SpaceX's quest to launch NASA astronauts from US soil to the International Space Station is finally getting some good news after a series of delays.
A catastrophic explosion of the Crew Dragon capsule during an April engine test pushed back the company's plans for its first crewed mission. But SpaceX appears to be making progress with a new round of testing.
SpaceX tweeted a video on Thursday that shows a brief but fiery test of Crew Dragon's new and improved launch escape system. We see one set of the capsule's thrusters kick in for a few seconds before the video fades to black.
"Altogether we are conducting hundreds of tests to verify the system's advanced capabilities to carry astronauts to safety in the unlikely event of an emergency," SpaceX tweeted.
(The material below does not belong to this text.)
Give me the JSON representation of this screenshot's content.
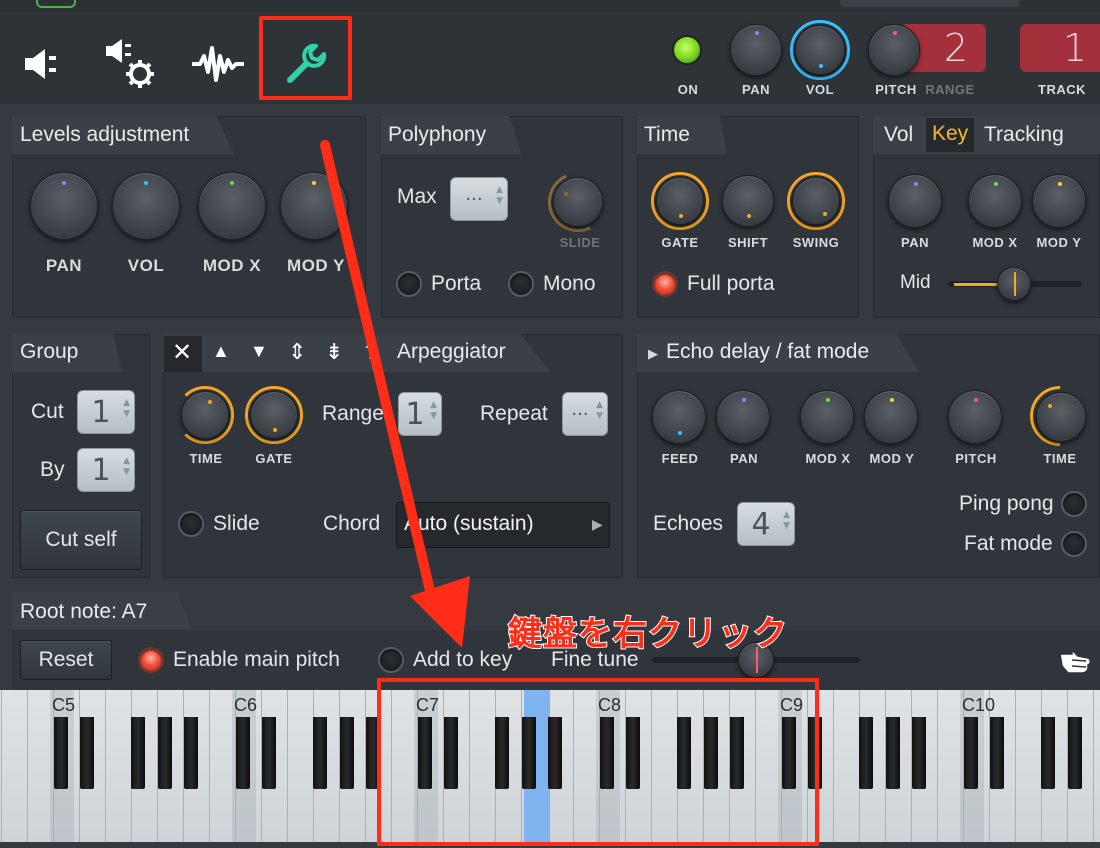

This thruster test is just a precursor to more intense assessments, including an in-fight abort test that will see if the capsule can successfully separate from a rocket after liftoff.
We saw how important launch escape systems are in late 2018 when a Russian Soyuz launch to the ISS went awry. The crew had to make a dramatic emergency landing. They came through unharmed.
SpaceX's Crew Dragon is part of NASA's Commercial Crew Program, which aims to bring astronaut launches back to US soil for the first time since the space shuttle era.
NASA administrator Jim Bridenstine and SpaceX founder Elon Musk appeared together for a pep rally of sorts earlier in October to show they are on the same page despite the Crew Dragon delays. They both emphasized the importance of safety testing prior to launching actual astronauts in the capsule.
SpaceX successfully docked an uncrewed Crew Dragon to the ISS in March. Bridenstine is hopeful the first human flight could take place in early 2020. The short SpaceX video of the launch escape system test is one small reason to think that timeline might possibly come true.